The Pittsburgh Steelers had been mum on the Martavis Bryant suspension, until a few days ago. Other than a Public Relations released statement from General Manager Kevin Colbert, no one had heard from Mike Tomlin or Art Rooney II until the two spoke at the annual owners meeting in Florida.
The one person no one thought they would hear from anytime in the near future would be the player suspended for the 2016 season, Martavis Bryant himself. Nonetheless, Bryant spoke with Aaron Wilson of the National Football Post about his suspension, and the receiver was candid and contrite in his comments.
"I sincerely apologize to the Rooney family, the great Pittsburgh Steelers organization, coach Mike Tomlin, general manager Kevin Colbert, my teammates and all of the outstanding Steelers fans and, of course, my mother and children for what happened," Bryant said. "I regret that my actions led to this punishment from the NFL and that I won't be able to play football this year. I'm committed to making this right and realizing my full potential, on and off the field. I will spend this year devoting myself to improvement mentally, physically and spiritually to become the best Martavis Bryant I can be.
"I look forward to resuming my NFL career next year, and I promise to come back strong. Playing in the NFL is a privilege that I respect and my future actions will reflect just how seriously I take this game and the honor that it is to be a part of this league. Please respect my privacy and my family's privacy during this difficult time. I will have no further comment at this time."
At this point and time, Bryant can't be offended if fans, and even the organization, don't truly take these words seriously. After all, the Steelers saw Bryant suspended for the first 4 games of the 2015 season, and following the suspension some very familiar words were spoken by the former Clemson wide out.

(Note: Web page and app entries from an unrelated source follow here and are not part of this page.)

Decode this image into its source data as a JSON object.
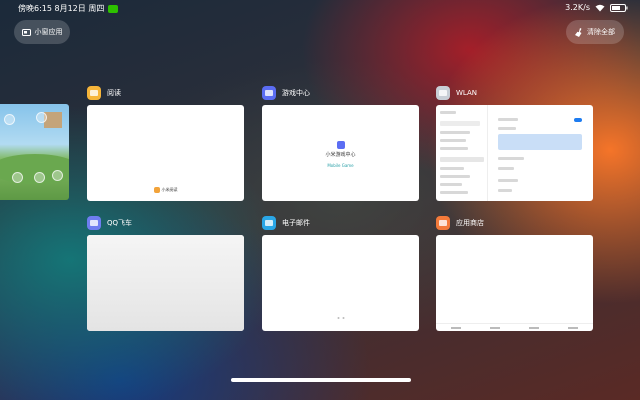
{
  "status_bar": {
    "time_date": "傍晚6:15  8月12日  周四",
    "net_speed": "3.2K/s",
    "battery": "54"
  },
  "buttons": {
    "small_window": "小窗应用",
    "clear_all": "清除全部"
  },
  "apps": [
    {
      "name": "阅读",
      "icon": "book-icon",
      "color": "#f6b53a"
    },
    {
      "name": "游戏中心",
      "icon": "game-center-icon",
      "color": "#5b6df3",
      "thumb_title": "小米游戏中心",
      "thumb_sub": "Mobile Game"
    },
    {
      "name": "WLAN",
      "icon": "settings-gear-icon",
      "color": "#c8ced6"
    },
    {
      "name": "QQ飞车",
      "icon": "qq-speed-icon",
      "color": "#6f7df0"
    },
    {
      "name": "电子邮件",
      "icon": "email-icon",
      "color": "#2aa6e6"
    },
    {
      "name": "应用商店",
      "icon": "app-store-icon",
      "color": "#f37a3a"
    }
  ],
  "reading_thumb_logo": "小米阅读"
}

However, despite the skepticism, the Steelers team and fans all hope this time around Bryant gets his life right and is able to not just return to the field, but to tackle his own personal demons.